* _EXERCISE INSTRUCTIONS_: Your answer should consist of the lines in the data below that contain "name".

━━ MATERIALS PROVIDED

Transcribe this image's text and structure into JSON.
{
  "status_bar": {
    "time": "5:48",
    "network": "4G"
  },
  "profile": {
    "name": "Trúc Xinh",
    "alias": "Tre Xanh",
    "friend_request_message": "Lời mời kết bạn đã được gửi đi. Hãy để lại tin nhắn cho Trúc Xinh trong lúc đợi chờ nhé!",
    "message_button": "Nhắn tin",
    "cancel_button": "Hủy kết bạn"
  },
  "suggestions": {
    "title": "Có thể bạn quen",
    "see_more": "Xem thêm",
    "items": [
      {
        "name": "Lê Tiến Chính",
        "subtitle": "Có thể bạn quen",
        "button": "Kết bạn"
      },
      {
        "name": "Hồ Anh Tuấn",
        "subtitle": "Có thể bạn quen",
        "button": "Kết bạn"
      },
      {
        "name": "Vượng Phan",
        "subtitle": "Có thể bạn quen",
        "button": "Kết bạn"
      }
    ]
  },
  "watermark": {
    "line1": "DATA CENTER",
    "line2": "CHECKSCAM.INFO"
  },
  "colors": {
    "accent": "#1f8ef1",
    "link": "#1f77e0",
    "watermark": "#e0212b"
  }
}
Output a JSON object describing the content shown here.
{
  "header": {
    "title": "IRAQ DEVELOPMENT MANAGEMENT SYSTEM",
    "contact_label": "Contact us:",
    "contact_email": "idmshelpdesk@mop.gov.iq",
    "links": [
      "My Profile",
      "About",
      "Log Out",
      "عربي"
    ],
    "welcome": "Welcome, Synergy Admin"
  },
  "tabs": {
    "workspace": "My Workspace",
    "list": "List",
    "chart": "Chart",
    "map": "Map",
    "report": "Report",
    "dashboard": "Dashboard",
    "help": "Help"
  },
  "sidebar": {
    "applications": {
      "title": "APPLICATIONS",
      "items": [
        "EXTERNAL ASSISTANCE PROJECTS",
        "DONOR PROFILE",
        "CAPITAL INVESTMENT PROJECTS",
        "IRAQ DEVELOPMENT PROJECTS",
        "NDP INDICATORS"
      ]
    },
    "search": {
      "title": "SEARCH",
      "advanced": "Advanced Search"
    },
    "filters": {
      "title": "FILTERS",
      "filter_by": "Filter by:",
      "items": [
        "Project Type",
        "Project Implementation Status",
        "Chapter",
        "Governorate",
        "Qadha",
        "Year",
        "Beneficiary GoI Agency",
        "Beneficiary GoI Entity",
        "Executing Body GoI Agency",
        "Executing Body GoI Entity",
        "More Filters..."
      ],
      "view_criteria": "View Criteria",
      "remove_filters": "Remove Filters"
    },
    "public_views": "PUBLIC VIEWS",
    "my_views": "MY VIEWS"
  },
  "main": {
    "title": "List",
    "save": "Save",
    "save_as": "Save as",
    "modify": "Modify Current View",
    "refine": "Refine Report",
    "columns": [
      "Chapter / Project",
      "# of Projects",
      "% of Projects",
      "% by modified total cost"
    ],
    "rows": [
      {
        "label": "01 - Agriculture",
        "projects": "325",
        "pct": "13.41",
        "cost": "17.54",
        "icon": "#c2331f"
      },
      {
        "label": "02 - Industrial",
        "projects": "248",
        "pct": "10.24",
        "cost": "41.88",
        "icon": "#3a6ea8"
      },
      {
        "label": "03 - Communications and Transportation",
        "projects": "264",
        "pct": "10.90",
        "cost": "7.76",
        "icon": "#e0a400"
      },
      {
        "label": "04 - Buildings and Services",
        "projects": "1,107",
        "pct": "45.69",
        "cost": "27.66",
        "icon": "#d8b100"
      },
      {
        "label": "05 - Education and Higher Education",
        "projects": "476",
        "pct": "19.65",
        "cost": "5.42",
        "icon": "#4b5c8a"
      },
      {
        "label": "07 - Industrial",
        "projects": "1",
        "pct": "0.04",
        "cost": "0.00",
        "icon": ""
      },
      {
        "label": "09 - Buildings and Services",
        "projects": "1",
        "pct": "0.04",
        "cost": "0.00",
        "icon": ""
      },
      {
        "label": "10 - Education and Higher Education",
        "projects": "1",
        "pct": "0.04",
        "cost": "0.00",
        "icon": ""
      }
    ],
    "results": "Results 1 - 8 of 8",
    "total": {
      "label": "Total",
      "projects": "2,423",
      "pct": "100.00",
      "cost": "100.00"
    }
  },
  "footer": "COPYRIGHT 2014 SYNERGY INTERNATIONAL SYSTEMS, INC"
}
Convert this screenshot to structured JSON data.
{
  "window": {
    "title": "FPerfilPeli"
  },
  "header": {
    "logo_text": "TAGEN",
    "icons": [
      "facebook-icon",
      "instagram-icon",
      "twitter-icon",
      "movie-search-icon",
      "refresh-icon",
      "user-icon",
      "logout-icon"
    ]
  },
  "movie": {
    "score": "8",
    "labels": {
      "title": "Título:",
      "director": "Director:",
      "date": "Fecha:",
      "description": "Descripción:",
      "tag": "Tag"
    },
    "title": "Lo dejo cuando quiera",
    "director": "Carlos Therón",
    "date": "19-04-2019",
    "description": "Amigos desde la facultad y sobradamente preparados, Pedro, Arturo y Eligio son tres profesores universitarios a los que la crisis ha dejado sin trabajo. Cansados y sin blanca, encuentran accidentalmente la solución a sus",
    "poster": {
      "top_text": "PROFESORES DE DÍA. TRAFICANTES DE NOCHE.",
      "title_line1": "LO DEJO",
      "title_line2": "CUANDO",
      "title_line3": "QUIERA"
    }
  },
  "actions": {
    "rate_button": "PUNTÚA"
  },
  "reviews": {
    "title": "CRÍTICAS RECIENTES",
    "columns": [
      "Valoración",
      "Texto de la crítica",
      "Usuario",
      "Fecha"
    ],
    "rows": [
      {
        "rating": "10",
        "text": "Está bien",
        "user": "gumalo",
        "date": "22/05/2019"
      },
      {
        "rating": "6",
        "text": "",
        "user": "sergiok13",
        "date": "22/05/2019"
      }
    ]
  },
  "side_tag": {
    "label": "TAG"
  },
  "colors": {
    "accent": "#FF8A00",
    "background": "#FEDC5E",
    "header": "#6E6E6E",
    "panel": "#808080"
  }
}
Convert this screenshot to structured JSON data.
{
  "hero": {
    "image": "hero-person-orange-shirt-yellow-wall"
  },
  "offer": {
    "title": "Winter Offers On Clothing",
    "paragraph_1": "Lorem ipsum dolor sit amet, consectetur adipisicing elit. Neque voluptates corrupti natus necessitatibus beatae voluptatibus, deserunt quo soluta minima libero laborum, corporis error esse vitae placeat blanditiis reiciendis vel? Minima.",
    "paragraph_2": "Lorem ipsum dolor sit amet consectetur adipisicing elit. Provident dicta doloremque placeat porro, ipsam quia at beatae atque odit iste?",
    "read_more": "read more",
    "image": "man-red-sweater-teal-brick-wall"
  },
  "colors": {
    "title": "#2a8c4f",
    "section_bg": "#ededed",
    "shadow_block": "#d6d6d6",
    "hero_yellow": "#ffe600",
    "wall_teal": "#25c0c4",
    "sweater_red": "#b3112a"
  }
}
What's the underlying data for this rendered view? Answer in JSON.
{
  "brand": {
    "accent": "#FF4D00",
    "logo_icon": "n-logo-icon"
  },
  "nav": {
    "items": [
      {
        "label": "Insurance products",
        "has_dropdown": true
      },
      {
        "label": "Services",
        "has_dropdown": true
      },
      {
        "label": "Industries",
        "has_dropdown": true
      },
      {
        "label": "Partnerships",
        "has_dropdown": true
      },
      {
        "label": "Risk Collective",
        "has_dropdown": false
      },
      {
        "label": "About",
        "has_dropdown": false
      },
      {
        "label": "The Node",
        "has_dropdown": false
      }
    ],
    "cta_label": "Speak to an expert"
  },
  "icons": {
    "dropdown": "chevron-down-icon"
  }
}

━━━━

* _OUTPUT_:
    "name": "Trúc Xinh",
        "name": "Lê Tiến Chính",
        "name": "Hồ Anh Tuấn",
        "name": "Vượng Phan",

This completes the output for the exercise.